Exercise objective:
Each line of the data holding "label" should be found and copied.

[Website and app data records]
────────────────
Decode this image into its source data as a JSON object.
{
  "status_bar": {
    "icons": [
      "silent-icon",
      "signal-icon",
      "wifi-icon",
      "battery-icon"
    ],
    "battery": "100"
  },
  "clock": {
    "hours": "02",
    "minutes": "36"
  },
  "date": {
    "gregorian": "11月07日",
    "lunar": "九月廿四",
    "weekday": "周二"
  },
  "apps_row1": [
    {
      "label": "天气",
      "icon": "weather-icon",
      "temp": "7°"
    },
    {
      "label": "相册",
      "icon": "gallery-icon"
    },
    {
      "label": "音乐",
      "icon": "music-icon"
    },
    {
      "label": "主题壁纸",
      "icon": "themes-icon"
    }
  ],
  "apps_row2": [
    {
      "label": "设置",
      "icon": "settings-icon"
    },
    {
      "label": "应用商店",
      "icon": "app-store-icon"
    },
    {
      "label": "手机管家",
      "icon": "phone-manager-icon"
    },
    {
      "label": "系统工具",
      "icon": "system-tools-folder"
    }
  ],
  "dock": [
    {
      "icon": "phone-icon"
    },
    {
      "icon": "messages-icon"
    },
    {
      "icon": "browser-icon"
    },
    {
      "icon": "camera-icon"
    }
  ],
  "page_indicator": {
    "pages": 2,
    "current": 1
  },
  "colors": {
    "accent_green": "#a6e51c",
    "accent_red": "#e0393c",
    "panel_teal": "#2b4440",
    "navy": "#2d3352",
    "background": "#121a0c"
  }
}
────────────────
Response:
      "label": "天气",
      "label": "相册",
      "label": "音乐",
      "label": "主题壁纸",
      "label": "设置",
      "label": "应用商店",
      "label": "手机管家",
      "label": "系统工具",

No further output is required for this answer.